- The customer is reassured that they’ll find a point of sale nearby. In 2015, 90% of Millennial Americans still intended on visiting in-store when making a purchase.
- The customer can also visit in-store to receive advice or further information about a product or service. This 2016 IPSOS study (in French) found that over half of French shoppers attached significant importance to where they made their purchase – making location an important factor in determining and influencing their shopping habits.
- Finally, the most important benefit for your business: more in-store visits = more potential in-store sales!
Localisation data: bringing out the best both in customer and retailer
The travel industry is an excellent example of how localisation can work to significantly improve the overall customer experience, despite obvious problems of distance, shipping and transport, and cultural or linguistic differences. When UX is optimized in this way (via accurate, high-quality information; personalized or adapted offers and promotions), the customer is more likely to trust the retailer with respect to subsequent services, including those with high added value:
- Real-time updates relating to order status, including delays, technical problems, transportation issues at point of departure or arrival (train stations, airports). This is particularly important in today’s digital age, where near-instantaneous information sharing can significantly influence brand perception.
- Welcoming customers upon arrival with personalised services planned ahead of time, including baggage handling, taxi or other transport reservations, automatic check-in, room service
- Offering customers practical information for added peace of mind (hotel, restaurant, pharmacy, local laundry services, etc.)
- Transmitting relevant information to help establish a personalised ‘travelling profile’, based on customer habits and behaviour (usual destinations, travelling frequency, special requests or preferences, etc.)
Similar to the the travel and hospitality industry, today’s leading e-retailers are seeking ever-stronger links with their customers, encourage brand loyalty and building a relationship that will last for years to come. Not only will boosting customer loyalty help to generate future revenue for your business, it’ll also cut costs, given that retaining existing customers is less costly than recruiting new or potential prospects. In other words: building customer loyalty pays off!

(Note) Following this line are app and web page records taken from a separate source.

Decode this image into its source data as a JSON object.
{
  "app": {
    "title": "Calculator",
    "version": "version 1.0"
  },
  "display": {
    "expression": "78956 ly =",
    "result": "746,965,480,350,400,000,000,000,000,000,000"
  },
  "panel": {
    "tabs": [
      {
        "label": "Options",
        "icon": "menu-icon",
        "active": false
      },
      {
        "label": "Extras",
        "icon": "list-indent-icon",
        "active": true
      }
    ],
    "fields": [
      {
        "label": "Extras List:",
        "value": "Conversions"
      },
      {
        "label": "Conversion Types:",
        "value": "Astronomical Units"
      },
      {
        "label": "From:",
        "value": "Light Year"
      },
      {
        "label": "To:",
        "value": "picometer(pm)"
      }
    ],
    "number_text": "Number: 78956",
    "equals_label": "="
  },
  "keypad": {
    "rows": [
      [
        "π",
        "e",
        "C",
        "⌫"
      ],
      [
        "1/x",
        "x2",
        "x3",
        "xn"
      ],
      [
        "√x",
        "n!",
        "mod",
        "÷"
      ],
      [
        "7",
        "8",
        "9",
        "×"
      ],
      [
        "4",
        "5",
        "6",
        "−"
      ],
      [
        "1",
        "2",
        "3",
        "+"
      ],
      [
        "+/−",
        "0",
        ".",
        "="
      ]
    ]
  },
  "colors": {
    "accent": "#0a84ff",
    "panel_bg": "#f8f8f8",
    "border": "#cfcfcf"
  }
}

When effectively integrated into the world of online retail, localisation ticks all the boxes when it comes to marketing’s three commandments: build awareness, create desire, and incite to buy. Localisation targets potential customers within a clearly defined perimeter, offers precise, up-to-date information on nearby points of sale and proposes tailored, relevant promotions and offers adapted to the customer’s individual circumstances. The more leading online retailers become familiar with the key issues facing e-commerce today – namely customer acquisition and conversion -, the more important customer retention becomes when looking to keep an edge on competitors.